#### Task directions:
Look at each line below and count those with the word "JSON"; the answer is that number only.

#### Records for this task:

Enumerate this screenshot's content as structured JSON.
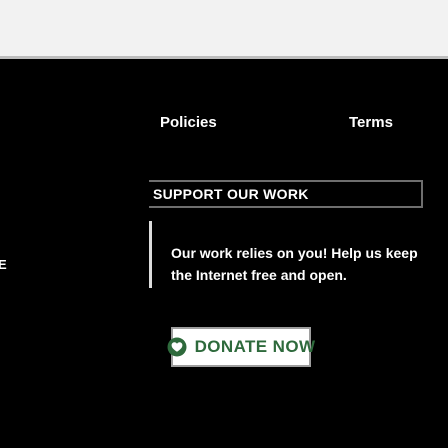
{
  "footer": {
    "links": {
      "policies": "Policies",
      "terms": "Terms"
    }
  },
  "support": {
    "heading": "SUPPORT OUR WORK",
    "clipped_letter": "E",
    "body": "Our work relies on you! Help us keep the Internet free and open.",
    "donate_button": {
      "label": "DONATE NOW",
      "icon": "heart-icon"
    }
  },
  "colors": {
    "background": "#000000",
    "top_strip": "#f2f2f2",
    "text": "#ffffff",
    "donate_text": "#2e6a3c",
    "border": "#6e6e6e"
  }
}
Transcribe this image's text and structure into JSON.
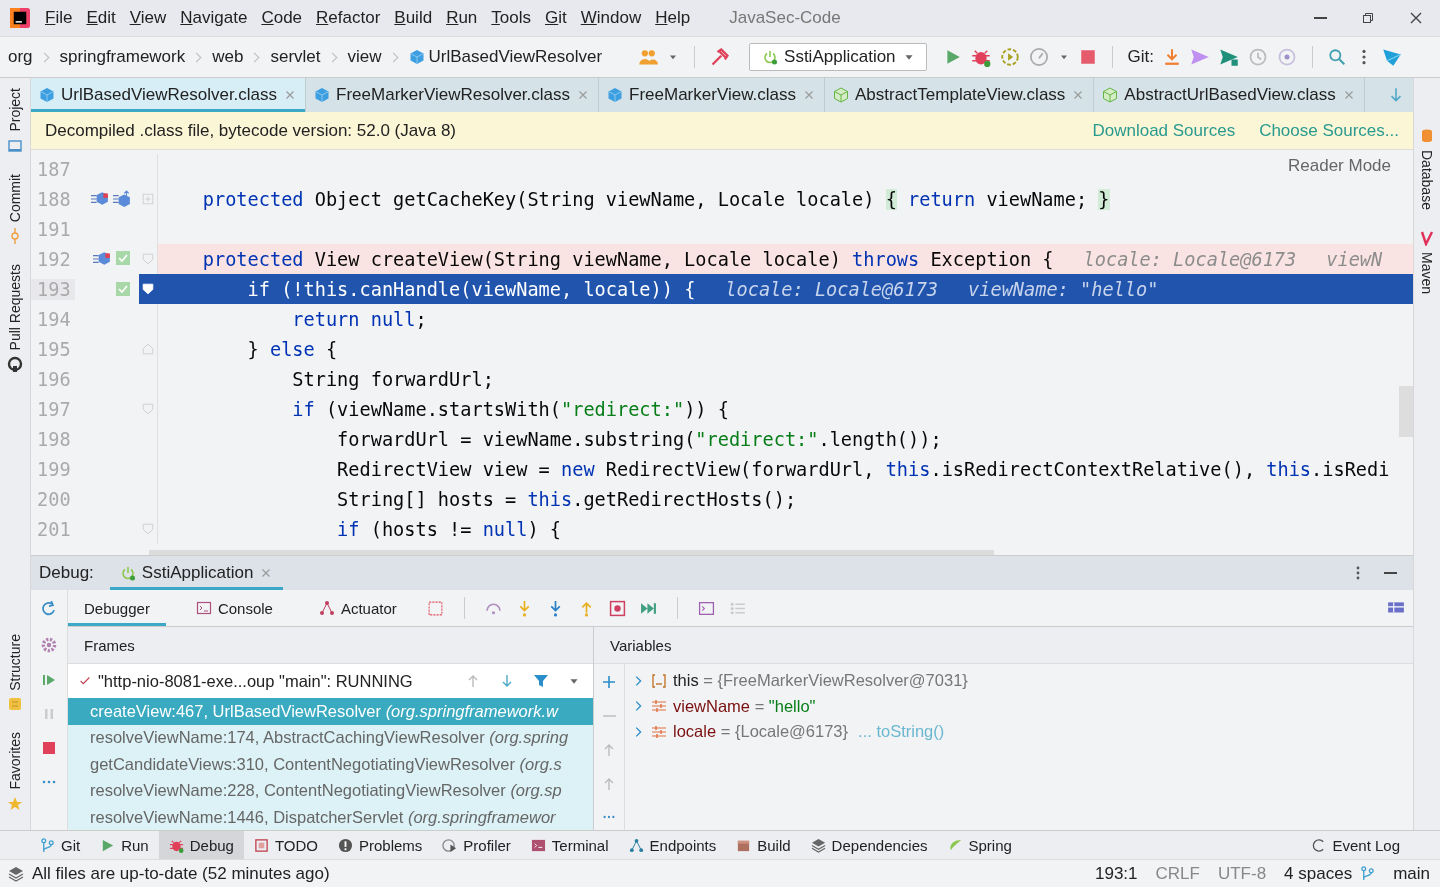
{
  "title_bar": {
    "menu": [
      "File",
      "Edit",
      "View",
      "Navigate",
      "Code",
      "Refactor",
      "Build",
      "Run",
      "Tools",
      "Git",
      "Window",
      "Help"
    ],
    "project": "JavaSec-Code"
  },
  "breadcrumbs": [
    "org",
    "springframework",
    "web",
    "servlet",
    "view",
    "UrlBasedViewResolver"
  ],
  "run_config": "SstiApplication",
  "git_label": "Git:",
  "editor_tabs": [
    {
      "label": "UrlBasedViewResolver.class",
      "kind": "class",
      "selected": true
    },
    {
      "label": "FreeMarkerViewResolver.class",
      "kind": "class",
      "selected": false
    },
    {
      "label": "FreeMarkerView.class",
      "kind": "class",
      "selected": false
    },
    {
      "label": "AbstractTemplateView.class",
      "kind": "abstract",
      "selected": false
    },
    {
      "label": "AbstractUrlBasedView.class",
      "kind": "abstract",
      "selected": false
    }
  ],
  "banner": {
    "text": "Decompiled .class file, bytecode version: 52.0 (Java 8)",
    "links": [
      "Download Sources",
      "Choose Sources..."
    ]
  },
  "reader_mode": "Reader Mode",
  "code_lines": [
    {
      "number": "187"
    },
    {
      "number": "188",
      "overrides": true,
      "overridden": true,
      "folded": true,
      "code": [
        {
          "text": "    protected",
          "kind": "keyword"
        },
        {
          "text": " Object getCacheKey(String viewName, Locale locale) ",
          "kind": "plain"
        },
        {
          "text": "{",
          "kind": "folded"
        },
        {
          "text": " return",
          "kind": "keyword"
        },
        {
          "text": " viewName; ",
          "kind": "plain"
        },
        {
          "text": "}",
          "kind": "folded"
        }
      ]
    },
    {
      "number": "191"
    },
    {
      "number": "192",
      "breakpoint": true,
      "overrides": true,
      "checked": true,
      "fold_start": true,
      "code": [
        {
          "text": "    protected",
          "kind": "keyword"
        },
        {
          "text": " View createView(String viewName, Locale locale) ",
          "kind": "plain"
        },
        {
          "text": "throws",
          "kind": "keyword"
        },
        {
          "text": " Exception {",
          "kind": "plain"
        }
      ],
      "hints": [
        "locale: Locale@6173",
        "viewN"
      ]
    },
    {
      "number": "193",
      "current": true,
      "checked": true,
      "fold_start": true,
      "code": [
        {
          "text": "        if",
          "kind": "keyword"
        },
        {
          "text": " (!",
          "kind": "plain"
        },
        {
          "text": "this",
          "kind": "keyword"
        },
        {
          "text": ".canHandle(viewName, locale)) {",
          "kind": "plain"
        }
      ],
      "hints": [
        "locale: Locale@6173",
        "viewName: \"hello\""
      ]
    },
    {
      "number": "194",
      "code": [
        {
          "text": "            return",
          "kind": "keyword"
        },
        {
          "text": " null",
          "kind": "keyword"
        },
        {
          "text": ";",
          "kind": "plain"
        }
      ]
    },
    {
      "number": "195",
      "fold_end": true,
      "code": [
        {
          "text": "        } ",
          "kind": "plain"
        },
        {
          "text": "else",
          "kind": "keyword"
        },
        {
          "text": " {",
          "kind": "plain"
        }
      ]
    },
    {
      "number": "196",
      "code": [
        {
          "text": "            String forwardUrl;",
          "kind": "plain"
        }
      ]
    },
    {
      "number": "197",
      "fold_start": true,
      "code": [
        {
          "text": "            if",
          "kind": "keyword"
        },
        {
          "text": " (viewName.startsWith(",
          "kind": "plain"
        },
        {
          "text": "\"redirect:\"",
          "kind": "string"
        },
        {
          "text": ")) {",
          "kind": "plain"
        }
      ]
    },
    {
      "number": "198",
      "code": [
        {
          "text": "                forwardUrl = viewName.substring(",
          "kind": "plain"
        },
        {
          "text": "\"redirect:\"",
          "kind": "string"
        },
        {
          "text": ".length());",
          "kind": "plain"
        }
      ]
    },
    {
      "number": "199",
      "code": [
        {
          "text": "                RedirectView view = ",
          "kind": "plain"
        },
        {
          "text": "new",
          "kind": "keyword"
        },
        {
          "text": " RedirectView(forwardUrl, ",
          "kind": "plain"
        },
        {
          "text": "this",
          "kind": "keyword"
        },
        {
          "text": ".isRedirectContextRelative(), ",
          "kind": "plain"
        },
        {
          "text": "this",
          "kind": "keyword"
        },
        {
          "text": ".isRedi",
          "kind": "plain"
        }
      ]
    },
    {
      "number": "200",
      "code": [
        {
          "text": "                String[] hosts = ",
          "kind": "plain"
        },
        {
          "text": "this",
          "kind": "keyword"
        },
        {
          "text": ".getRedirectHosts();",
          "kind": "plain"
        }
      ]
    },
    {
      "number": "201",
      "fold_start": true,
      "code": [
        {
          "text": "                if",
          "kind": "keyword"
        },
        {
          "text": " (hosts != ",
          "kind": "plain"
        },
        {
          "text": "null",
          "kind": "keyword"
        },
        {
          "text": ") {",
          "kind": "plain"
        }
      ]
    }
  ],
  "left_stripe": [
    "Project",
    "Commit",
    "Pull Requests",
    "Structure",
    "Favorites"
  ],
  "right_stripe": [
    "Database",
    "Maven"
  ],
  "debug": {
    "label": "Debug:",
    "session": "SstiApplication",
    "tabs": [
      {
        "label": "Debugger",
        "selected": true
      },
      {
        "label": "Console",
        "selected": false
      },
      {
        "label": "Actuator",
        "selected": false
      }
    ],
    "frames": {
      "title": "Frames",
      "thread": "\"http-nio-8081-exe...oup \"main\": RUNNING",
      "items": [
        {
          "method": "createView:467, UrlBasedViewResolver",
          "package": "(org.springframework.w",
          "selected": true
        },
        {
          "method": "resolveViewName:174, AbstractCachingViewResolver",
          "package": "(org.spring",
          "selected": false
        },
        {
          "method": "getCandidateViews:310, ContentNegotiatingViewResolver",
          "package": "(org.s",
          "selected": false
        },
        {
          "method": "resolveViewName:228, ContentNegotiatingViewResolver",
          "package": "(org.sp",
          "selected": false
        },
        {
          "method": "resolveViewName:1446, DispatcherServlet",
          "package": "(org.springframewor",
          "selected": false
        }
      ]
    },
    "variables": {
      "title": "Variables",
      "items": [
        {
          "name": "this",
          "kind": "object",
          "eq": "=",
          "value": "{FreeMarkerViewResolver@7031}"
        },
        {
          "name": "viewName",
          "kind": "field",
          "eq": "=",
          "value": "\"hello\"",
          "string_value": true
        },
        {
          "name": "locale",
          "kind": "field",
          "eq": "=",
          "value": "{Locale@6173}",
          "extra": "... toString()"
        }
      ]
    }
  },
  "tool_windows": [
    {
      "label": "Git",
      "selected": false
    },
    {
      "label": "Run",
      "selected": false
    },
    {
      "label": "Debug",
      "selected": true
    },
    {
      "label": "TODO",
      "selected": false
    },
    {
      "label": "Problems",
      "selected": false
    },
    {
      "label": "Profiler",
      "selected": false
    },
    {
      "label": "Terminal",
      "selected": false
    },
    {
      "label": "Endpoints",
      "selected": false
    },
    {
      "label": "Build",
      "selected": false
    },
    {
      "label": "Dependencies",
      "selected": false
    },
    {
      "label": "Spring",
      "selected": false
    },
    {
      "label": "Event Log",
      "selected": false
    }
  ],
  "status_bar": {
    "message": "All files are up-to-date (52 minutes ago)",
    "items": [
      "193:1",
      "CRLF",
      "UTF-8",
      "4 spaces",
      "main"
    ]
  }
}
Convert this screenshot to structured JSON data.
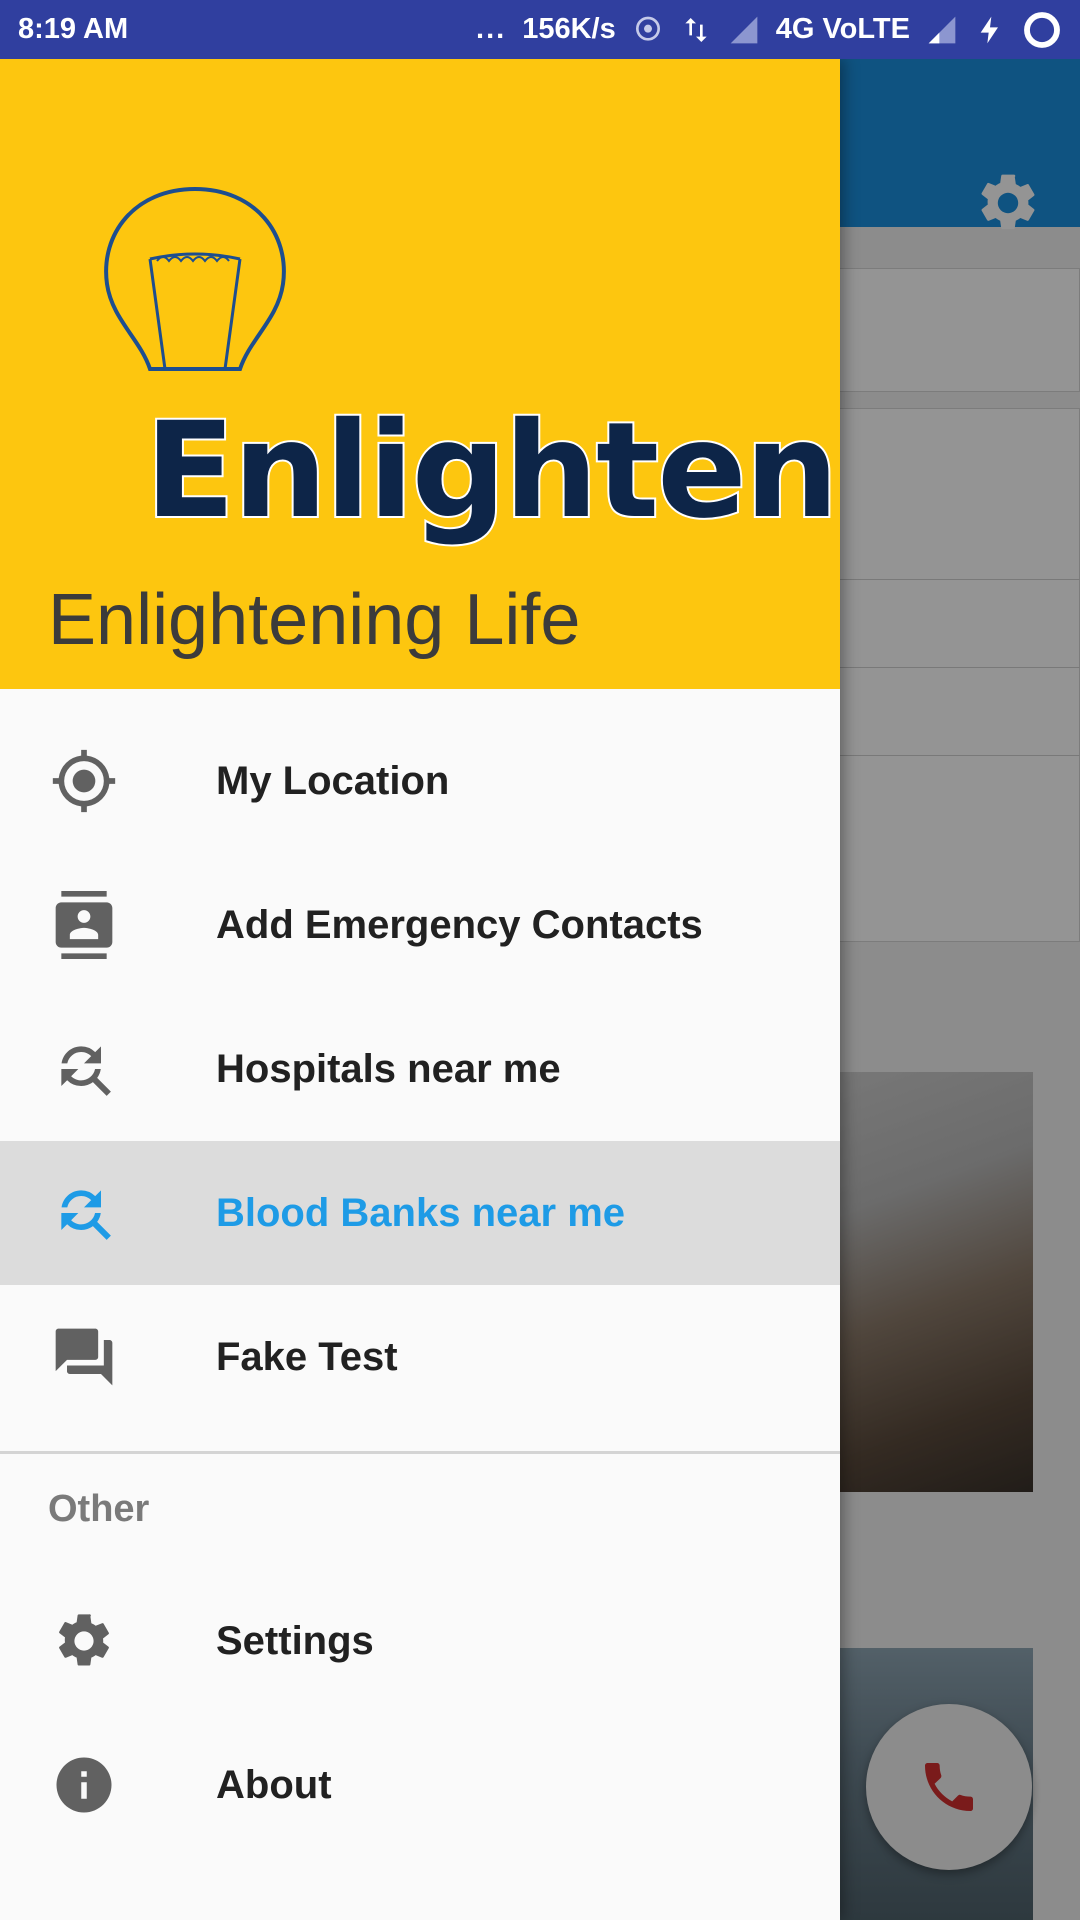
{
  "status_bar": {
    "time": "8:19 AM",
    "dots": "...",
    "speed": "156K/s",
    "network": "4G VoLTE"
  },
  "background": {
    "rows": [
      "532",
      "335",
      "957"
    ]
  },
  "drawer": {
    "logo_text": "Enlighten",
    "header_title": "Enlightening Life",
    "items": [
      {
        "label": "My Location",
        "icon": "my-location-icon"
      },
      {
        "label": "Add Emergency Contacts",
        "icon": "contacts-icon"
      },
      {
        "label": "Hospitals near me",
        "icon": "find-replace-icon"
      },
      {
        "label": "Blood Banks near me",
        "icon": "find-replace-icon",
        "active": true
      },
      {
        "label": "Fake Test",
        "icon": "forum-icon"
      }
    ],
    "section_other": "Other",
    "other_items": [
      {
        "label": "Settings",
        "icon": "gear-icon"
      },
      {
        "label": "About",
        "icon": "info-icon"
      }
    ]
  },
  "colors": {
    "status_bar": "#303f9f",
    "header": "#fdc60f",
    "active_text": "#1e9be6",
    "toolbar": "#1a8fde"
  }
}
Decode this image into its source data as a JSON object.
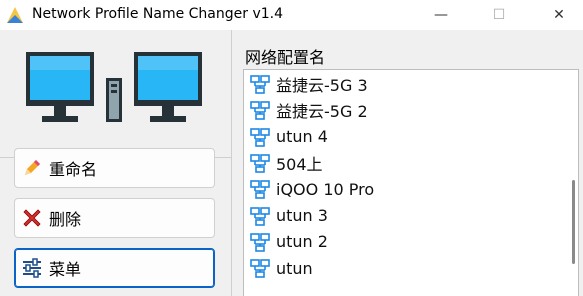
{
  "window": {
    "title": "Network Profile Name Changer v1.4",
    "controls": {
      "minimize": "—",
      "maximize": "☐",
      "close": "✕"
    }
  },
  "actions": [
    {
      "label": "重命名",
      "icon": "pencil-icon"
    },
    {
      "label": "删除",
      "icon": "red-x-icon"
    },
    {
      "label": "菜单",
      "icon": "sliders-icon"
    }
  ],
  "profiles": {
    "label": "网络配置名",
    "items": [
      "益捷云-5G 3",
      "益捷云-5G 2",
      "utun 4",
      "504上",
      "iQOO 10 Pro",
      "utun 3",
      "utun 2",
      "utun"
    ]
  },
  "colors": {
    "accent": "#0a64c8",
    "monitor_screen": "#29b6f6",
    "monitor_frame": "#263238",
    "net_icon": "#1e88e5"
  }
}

#### Solution below:
4